(Records from a data collection)
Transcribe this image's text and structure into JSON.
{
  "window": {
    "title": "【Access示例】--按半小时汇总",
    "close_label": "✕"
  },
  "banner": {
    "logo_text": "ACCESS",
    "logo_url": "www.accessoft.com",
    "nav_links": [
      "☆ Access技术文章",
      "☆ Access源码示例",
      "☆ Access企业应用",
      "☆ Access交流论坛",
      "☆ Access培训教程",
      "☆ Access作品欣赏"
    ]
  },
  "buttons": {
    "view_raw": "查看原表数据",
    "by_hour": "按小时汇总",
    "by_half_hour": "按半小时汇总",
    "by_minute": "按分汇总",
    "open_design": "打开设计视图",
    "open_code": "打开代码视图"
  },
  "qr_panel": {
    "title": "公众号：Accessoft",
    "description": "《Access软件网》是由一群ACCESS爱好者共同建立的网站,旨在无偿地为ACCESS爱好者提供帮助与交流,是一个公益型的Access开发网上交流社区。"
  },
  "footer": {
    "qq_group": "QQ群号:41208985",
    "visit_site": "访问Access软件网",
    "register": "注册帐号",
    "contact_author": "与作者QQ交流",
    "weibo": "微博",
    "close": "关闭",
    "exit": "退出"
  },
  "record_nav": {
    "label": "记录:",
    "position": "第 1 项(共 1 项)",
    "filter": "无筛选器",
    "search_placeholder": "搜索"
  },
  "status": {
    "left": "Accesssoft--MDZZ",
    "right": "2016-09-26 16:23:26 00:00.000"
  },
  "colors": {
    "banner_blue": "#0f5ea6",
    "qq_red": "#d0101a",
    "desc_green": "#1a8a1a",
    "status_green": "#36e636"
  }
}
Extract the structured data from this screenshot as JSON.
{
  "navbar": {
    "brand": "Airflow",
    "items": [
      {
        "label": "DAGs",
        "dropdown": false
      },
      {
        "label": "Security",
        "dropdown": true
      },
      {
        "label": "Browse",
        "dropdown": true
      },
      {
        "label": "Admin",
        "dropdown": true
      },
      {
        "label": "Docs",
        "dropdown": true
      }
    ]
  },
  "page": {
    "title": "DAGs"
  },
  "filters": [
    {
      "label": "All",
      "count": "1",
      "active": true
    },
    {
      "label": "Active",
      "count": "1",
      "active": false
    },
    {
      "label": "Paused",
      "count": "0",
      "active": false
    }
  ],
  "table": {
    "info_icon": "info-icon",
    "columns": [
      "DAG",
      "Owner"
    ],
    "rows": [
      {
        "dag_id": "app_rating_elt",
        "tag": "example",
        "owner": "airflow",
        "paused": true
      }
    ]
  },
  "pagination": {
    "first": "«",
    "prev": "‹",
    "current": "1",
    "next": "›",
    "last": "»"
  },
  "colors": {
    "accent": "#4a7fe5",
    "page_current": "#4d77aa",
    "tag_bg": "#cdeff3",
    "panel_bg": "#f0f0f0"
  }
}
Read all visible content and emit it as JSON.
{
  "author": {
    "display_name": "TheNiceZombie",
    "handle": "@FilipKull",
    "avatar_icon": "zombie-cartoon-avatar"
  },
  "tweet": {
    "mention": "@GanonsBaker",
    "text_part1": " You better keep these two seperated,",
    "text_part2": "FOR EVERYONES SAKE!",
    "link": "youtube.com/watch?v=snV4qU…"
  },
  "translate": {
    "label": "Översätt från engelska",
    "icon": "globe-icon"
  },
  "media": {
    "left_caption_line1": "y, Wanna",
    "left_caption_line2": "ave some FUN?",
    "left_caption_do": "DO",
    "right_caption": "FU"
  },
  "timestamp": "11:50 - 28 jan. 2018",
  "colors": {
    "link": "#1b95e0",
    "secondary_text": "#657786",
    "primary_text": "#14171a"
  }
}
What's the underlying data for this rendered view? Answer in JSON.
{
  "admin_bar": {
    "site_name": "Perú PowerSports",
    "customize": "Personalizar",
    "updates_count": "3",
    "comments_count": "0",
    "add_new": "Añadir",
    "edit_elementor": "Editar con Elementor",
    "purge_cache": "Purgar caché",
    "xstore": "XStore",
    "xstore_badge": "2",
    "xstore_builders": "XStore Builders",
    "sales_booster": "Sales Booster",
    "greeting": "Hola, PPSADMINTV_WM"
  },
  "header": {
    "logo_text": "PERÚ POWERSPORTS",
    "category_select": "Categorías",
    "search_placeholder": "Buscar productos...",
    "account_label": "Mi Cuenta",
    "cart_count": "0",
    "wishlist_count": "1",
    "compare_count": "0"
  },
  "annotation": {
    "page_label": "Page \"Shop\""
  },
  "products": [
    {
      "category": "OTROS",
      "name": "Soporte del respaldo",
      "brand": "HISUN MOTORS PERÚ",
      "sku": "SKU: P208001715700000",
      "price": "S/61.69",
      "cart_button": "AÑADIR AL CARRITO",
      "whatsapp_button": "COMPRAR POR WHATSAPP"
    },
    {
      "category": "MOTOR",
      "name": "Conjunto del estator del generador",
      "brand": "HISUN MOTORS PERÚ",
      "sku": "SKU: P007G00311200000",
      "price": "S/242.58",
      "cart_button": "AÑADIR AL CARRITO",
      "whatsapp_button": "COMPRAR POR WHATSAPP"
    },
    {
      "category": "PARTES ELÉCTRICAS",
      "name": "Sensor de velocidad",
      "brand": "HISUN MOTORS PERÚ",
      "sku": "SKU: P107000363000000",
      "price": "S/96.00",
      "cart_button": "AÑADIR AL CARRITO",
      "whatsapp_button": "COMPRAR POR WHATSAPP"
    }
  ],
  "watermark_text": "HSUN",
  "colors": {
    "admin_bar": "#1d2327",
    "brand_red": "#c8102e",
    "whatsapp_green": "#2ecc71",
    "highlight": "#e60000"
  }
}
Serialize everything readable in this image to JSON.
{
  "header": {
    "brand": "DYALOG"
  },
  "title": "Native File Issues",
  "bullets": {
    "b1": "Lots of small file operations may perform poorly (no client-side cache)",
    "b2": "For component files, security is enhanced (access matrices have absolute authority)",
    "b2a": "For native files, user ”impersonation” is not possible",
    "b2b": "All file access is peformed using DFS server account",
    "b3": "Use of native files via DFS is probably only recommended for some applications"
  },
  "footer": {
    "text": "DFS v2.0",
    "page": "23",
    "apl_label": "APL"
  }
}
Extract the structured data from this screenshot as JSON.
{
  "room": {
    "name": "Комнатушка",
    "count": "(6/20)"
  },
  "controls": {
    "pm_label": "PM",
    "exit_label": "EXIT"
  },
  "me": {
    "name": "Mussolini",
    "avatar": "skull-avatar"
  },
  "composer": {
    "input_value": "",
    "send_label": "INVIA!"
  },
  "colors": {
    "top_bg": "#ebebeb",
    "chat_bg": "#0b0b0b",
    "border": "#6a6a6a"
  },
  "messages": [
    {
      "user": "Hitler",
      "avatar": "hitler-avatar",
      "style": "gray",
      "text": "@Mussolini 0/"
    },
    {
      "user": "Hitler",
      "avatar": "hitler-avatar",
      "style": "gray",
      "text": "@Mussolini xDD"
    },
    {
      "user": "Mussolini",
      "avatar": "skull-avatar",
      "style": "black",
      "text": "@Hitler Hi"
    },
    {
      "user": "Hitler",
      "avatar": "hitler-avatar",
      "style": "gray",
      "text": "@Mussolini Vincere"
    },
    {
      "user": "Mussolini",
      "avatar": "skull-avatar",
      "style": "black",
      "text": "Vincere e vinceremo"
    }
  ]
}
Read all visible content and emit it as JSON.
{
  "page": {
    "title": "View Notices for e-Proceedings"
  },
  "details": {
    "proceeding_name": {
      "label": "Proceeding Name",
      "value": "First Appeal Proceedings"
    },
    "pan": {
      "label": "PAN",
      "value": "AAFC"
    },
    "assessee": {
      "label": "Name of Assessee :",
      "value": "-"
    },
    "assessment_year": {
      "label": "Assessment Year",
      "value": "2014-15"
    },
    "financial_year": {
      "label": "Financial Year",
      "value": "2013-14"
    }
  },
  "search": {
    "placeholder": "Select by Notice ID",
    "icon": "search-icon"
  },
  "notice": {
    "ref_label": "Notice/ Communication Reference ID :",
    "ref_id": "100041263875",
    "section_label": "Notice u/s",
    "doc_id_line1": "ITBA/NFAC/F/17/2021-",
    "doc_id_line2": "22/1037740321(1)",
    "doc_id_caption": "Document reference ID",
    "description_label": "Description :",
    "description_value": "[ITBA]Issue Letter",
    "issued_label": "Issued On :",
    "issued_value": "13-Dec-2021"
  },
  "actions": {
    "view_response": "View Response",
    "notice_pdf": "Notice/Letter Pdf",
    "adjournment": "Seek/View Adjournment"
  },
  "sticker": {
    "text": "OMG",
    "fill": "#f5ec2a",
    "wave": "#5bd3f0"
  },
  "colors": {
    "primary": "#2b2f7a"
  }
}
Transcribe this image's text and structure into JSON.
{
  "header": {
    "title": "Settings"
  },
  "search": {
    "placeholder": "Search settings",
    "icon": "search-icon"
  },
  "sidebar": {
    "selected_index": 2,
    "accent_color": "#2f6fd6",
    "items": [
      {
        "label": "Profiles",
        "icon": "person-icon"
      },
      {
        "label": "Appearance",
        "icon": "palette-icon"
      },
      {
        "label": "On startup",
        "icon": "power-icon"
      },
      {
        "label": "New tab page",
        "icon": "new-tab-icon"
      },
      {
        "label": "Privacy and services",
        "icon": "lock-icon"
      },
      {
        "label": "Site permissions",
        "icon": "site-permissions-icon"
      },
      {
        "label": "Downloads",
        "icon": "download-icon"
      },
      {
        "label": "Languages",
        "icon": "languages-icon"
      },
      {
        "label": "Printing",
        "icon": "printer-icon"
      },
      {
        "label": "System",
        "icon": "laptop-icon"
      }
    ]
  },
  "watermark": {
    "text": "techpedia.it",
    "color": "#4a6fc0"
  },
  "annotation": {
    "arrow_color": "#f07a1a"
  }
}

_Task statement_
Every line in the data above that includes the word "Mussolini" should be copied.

_Written answer_
    "name": "Mussolini",
      "text": "@Mussolini 0/"
      "text": "@Mussolini xDD"
      "user": "Mussolini",
      "text": "@Mussolini Vincere"
      "user": "Mussolini",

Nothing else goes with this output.